  • Re:Jumping the Gun (Score:4, Insightful)

    by 99BottlesOfBeerInMyF ( 813746 ) on Tuesday November 07, 2006 @11:59AM (#16752173)

    Sorry dude, I've stopped believing blogs as most of them (including Linux on the Wii) are nothing but lies and hoaxes.

    It's one thing not to believe a random blog when it makes weird claims. It's another not to believe a blog from the person doing the work, when it is an expected move and is what the company talked about doing months ago. After the Adobe/Macromedia merger, Adobe stated they were working to integrate PDF (an open standard) and Flash to make for better, interactive Web functionality and that they planned to make the system open to encourage open source adoption.

  • by Maian ( 887886 ) on Tuesday November 07, 2006 @12:43PM (#16752949)
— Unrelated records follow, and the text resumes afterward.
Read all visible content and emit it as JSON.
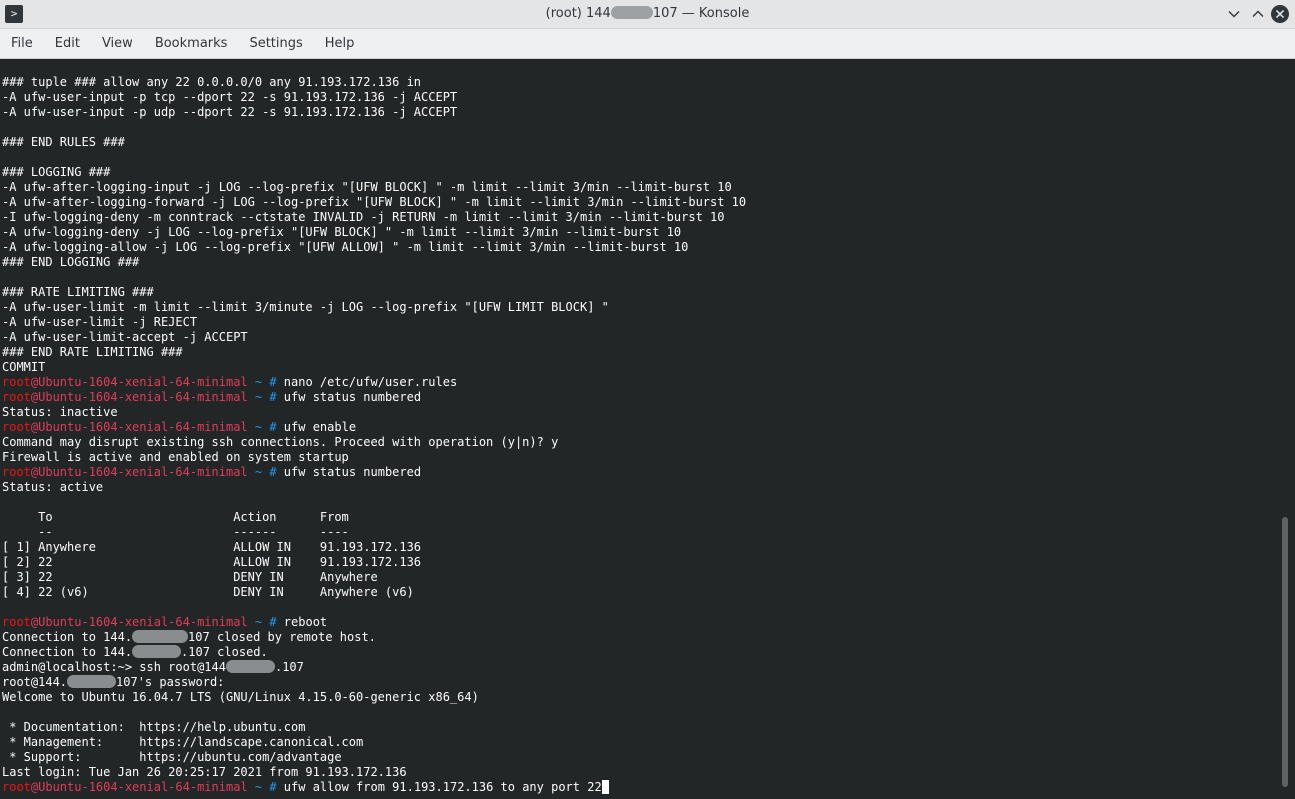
{
  "window": {
    "title_prefix": "(root) 144",
    "title_suffix": "107 — Konsole"
  },
  "menu": [
    "File",
    "Edit",
    "View",
    "Bookmarks",
    "Settings",
    "Help"
  ],
  "prompt": {
    "user": "root",
    "host": "@Ubuntu-1604-xenial-64-minimal",
    "path": " ~",
    "symbol": " # "
  },
  "terminal": {
    "top_lines": [
      "### tuple ### allow any 22 0.0.0.0/0 any 91.193.172.136 in",
      "-A ufw-user-input -p tcp --dport 22 -s 91.193.172.136 -j ACCEPT",
      "-A ufw-user-input -p udp --dport 22 -s 91.193.172.136 -j ACCEPT",
      "",
      "### END RULES ###",
      "",
      "### LOGGING ###",
      "-A ufw-after-logging-input -j LOG --log-prefix \"[UFW BLOCK] \" -m limit --limit 3/min --limit-burst 10",
      "-A ufw-after-logging-forward -j LOG --log-prefix \"[UFW BLOCK] \" -m limit --limit 3/min --limit-burst 10",
      "-I ufw-logging-deny -m conntrack --ctstate INVALID -j RETURN -m limit --limit 3/min --limit-burst 10",
      "-A ufw-logging-deny -j LOG --log-prefix \"[UFW BLOCK] \" -m limit --limit 3/min --limit-burst 10",
      "-A ufw-logging-allow -j LOG --log-prefix \"[UFW ALLOW] \" -m limit --limit 3/min --limit-burst 10",
      "### END LOGGING ###",
      "",
      "### RATE LIMITING ###",
      "-A ufw-user-limit -m limit --limit 3/minute -j LOG --log-prefix \"[UFW LIMIT BLOCK] \"",
      "-A ufw-user-limit -j REJECT",
      "-A ufw-user-limit-accept -j ACCEPT",
      "### END RATE LIMITING ###",
      "COMMIT"
    ],
    "cmd_nano": "nano /etc/ufw/user.rules",
    "cmd_status1": "ufw status numbered",
    "status_inactive": "Status: inactive",
    "cmd_enable": "ufw enable",
    "enable_warning": "Command may disrupt existing ssh connections. Proceed with operation (y|n)? y",
    "firewall_active": "Firewall is active and enabled on system startup",
    "cmd_status2": "ufw status numbered",
    "status_active": "Status: active",
    "table_header": "     To                         Action      From",
    "table_separator": "     --                         ------      ----",
    "table_rows": [
      "[ 1] Anywhere                   ALLOW IN    91.193.172.136",
      "[ 2] 22                         ALLOW IN    91.193.172.136",
      "[ 3] 22                         DENY IN     Anywhere",
      "[ 4] 22 (v6)                    DENY IN     Anywhere (v6)"
    ],
    "cmd_reboot": "reboot",
    "conn_closed_remote_a": "Connection to 144.",
    "conn_closed_remote_b": "107 closed by remote host.",
    "conn_closed_a": "Connection to 144.",
    "conn_closed_b": ".107 closed.",
    "ssh_prompt_a": "admin@localhost:~> ssh root@144",
    "ssh_prompt_b": ".107",
    "password_a": "root@144.",
    "password_b": "107's password:",
    "welcome": "Welcome to Ubuntu 16.04.7 LTS (GNU/Linux 4.15.0-60-generic x86_64)",
    "motd": [
      " * Documentation:  https://help.ubuntu.com",
      " * Management:     https://landscape.canonical.com",
      " * Support:        https://ubuntu.com/advantage"
    ],
    "last_login": "Last login: Tue Jan 26 20:25:17 2021 from 91.193.172.136",
    "current_cmd": "ufw allow from 91.193.172.136 to any port 22"
  }
}
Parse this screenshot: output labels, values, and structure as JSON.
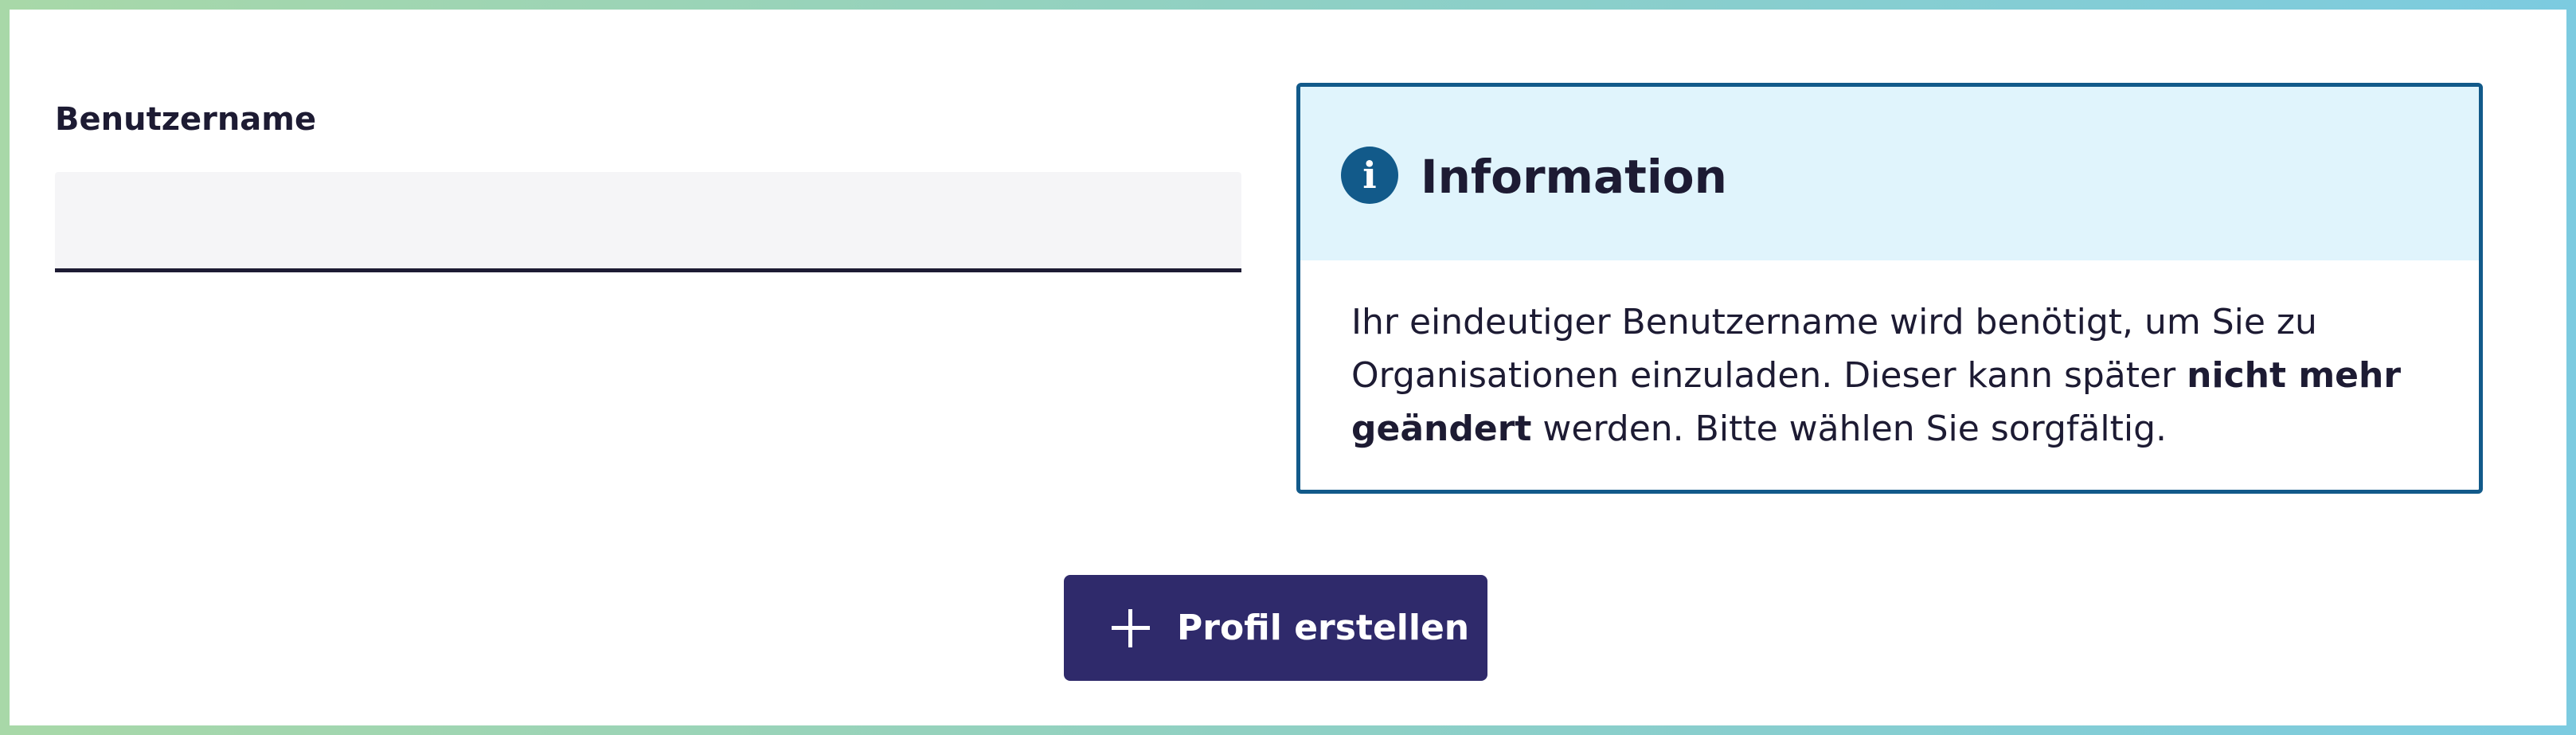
{
  "form": {
    "username_label": "Benutzername",
    "username_value": ""
  },
  "info": {
    "icon": "info-icon",
    "icon_glyph": "i",
    "title": "Information",
    "text_1": "Ihr eindeutiger Benutzername wird benötigt, um Sie zu Organisationen einzuladen. Dieser kann später ",
    "text_bold": "nicht mehr geändert",
    "text_2": " werden. Bitte wählen Sie sorgfältig."
  },
  "actions": {
    "create_profile_icon": "plus-icon",
    "create_profile_label": "Profil erstellen"
  },
  "colors": {
    "primary": "#2f2a6b",
    "info_accent": "#125a8a",
    "info_header_bg": "#e0f4fc",
    "input_bg": "#f5f5f7",
    "text": "#1d1b33"
  }
}
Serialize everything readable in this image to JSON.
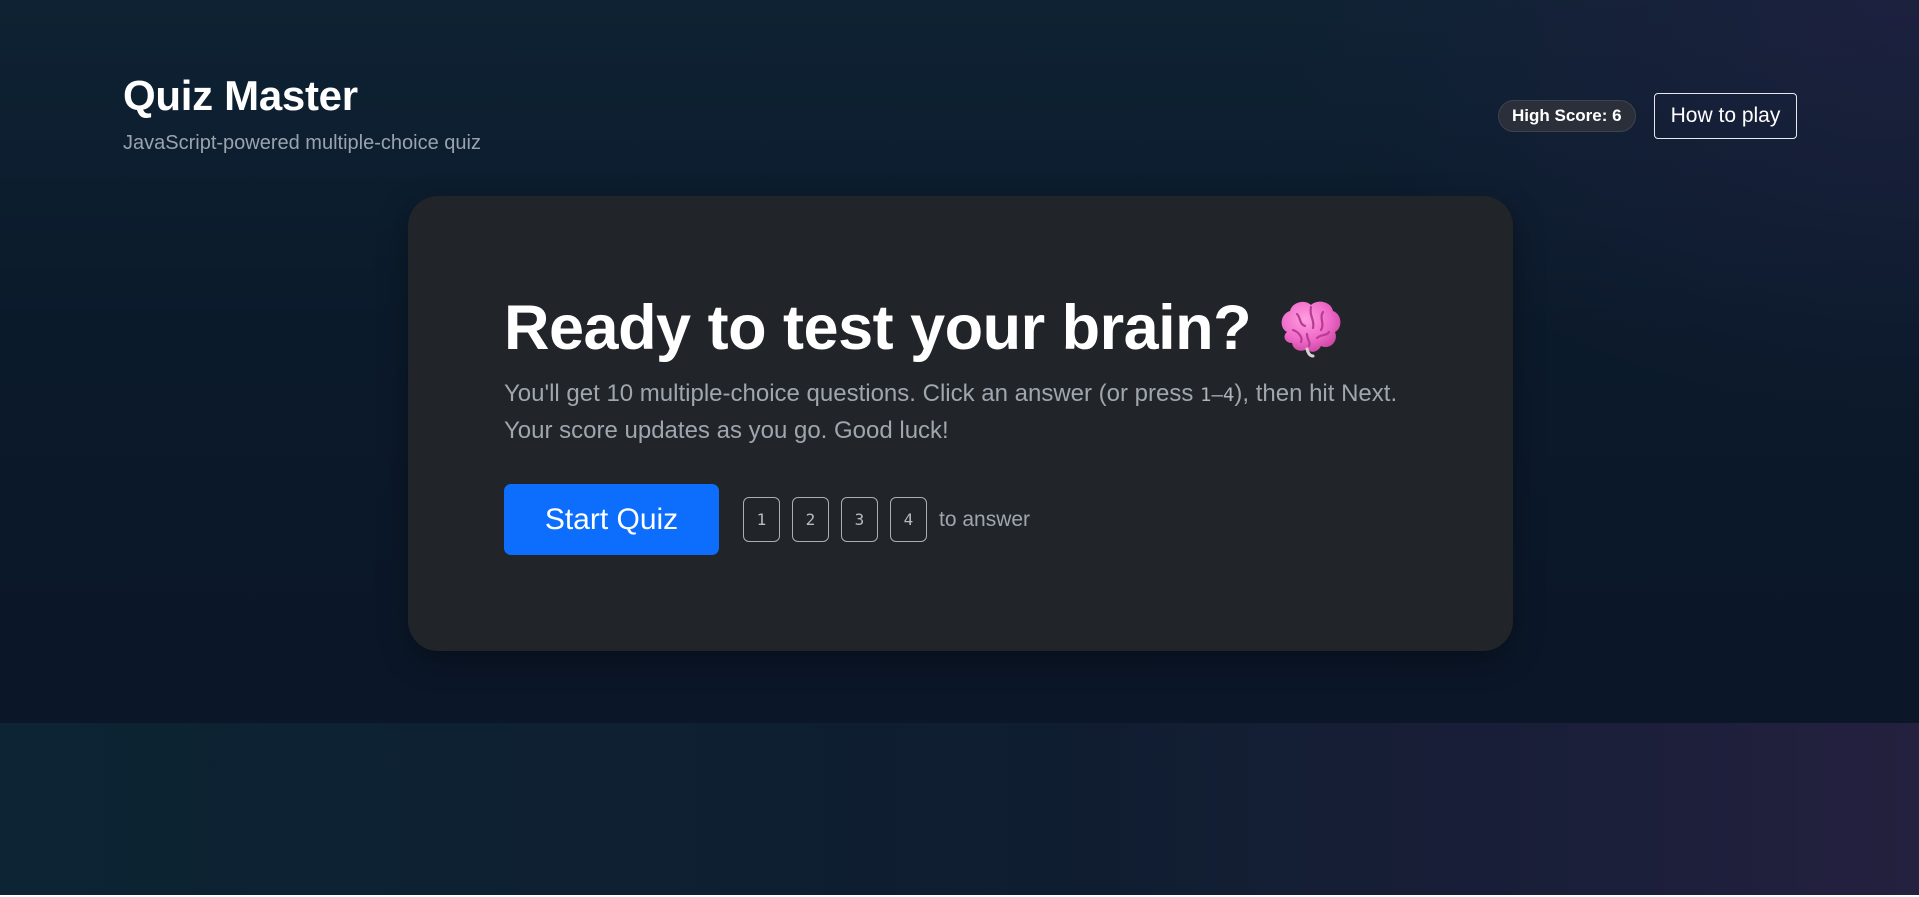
{
  "header": {
    "title": "Quiz Master",
    "subtitle": "JavaScript-powered multiple-choice quiz",
    "high_score_label": "High Score: 6",
    "how_to_play_label": "How to play"
  },
  "intro": {
    "heading": "Ready to test your brain?",
    "heading_icon": "brain-emoji",
    "description_part1": "You'll get 10 multiple-choice questions. Click an answer (or press ",
    "description_keys": "1–4",
    "description_part2": "), then hit Next. Your score updates as you go. Good luck!",
    "start_button_label": "Start Quiz",
    "keys": [
      "1",
      "2",
      "3",
      "4"
    ],
    "keys_hint": "to answer"
  },
  "colors": {
    "accent": "#0d6efd",
    "card_background": "#212429",
    "page_background": "#0b1628",
    "brain_icon": "#f06ac9"
  }
}
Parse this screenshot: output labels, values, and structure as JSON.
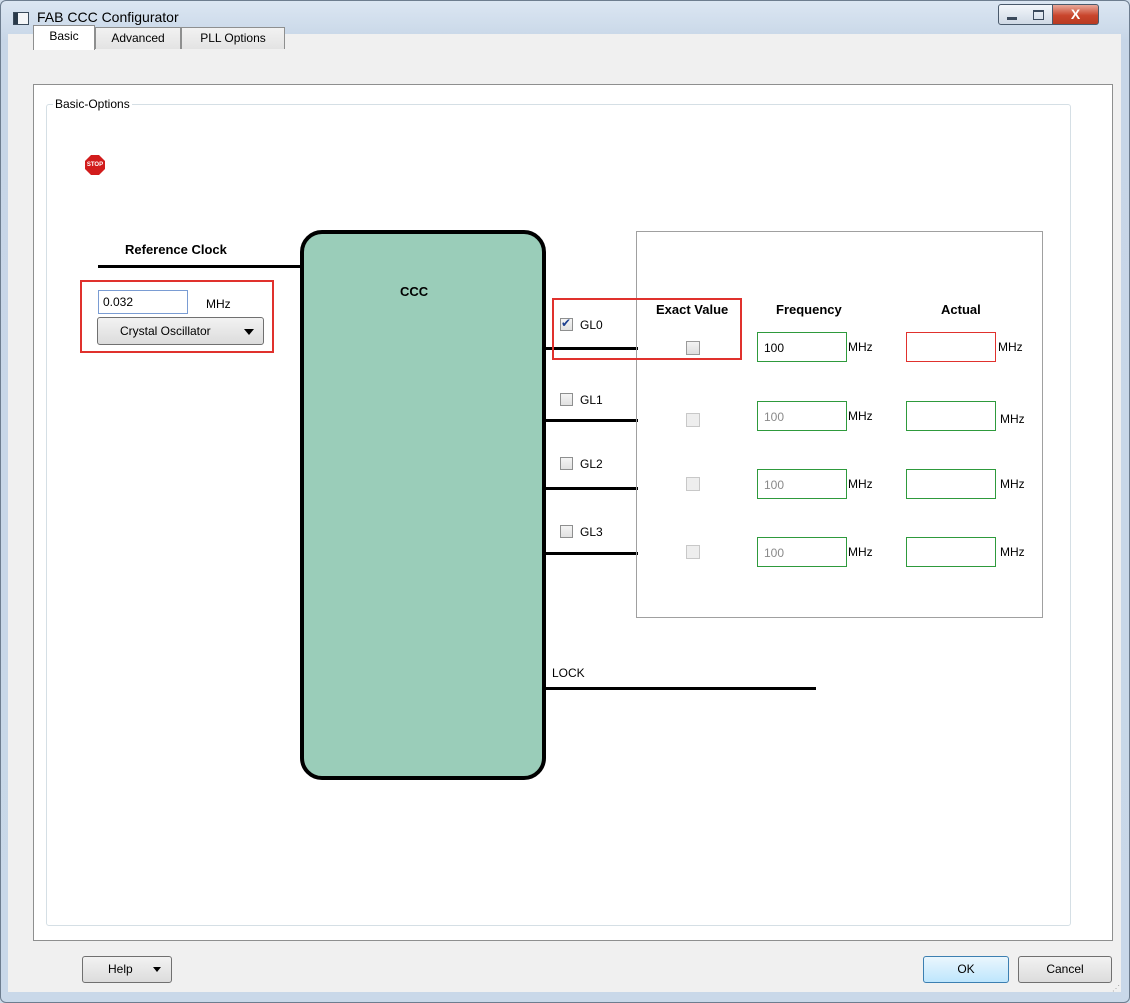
{
  "window": {
    "title": "FAB CCC Configurator",
    "close_glyph": "X"
  },
  "tabs": [
    {
      "label": "Basic",
      "active": true
    },
    {
      "label": "Advanced",
      "active": false
    },
    {
      "label": "PLL Options",
      "active": false
    }
  ],
  "group": {
    "title": "Basic-Options"
  },
  "status_icon": {
    "name": "stop-icon",
    "text": "STOP",
    "color": "#d21c1c"
  },
  "reference_clock": {
    "label": "Reference Clock",
    "value": "0.032",
    "unit": "MHz",
    "source_selected": "Crystal Oscillator"
  },
  "ccc": {
    "label": "CCC",
    "fill_color": "#9acdb9"
  },
  "outputs": {
    "headers": {
      "exact_value": "Exact Value",
      "frequency": "Frequency",
      "actual": "Actual"
    },
    "rows": [
      {
        "name": "GL0",
        "enabled": true,
        "exact_value": false,
        "frequency": "100",
        "frequency_unit": "MHz",
        "actual": "",
        "actual_unit": "MHz"
      },
      {
        "name": "GL1",
        "enabled": false,
        "exact_value": false,
        "frequency": "100",
        "frequency_unit": "MHz",
        "actual": "",
        "actual_unit": "MHz"
      },
      {
        "name": "GL2",
        "enabled": false,
        "exact_value": false,
        "frequency": "100",
        "frequency_unit": "MHz",
        "actual": "",
        "actual_unit": "MHz"
      },
      {
        "name": "GL3",
        "enabled": false,
        "exact_value": false,
        "frequency": "100",
        "frequency_unit": "MHz",
        "actual": "",
        "actual_unit": "MHz"
      }
    ],
    "lock_label": "LOCK"
  },
  "footer": {
    "help_label": "Help",
    "ok_label": "OK",
    "cancel_label": "Cancel"
  },
  "colors": {
    "error_outline": "#e0312d",
    "valid_outline": "#2e9a3c"
  }
}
    I won't deny that it may result in more memory usage, but the virtual machine would make Mozilla's JavaScript engine faster [1]. And remember that JS is extensively used in Mozilla's GUI, and in fact, they intend to migrate more non-critical C++ code to JS in the future (for faster development, security, etc.).

    [1] 06/11/project_tamarin.html []

  • Re:Holy crap (Score:3, Insightful)

    by Fordiman ( 689627 ) <fordiman AT gmail DOT com> on Tuesday November 07, 2006 @03:24PM (#16755363) Homepage Journal
    It's called an update. Most likely, legacy ECMAScript (the 'JavaScript' you've been using since 1999, per ECMA-262) will work just as it always has. My guess is that Tamarin is going to have speed and syntax optimizations.

    Honestly. You're probably one of the guys who claim that "Javascript isn't programming". Eh. Maybe I shouldn't assume things.

    Still, the point is that the ECMA spec for inline browser c-like scripting has been updated at least three times since its standardization in 1999. Did you know that you can do Javascript in an object-oriented manner? Did you know that Flash's ActionScript is just ECMAScript with additional bindings (so is ColdFusions cfScript language)? How about the fact that you can pass inline functions as arguments? Have you ever used the "with" statement? Do you know DOM level 1? XMLHttpRequest? The 'in' clause in 'for'? Prototyped classes?

    No, seriously, there's a lot more to Javascript than there used to be, and if you figure out the more advanced features (and how to properly separate behavior, presentation and content), it's actually a pleasant language to work in. I for one welcome the updates and additions to the language that can give 2008's webpages the kick they deserve.

Experience varies directly with equipment ruined.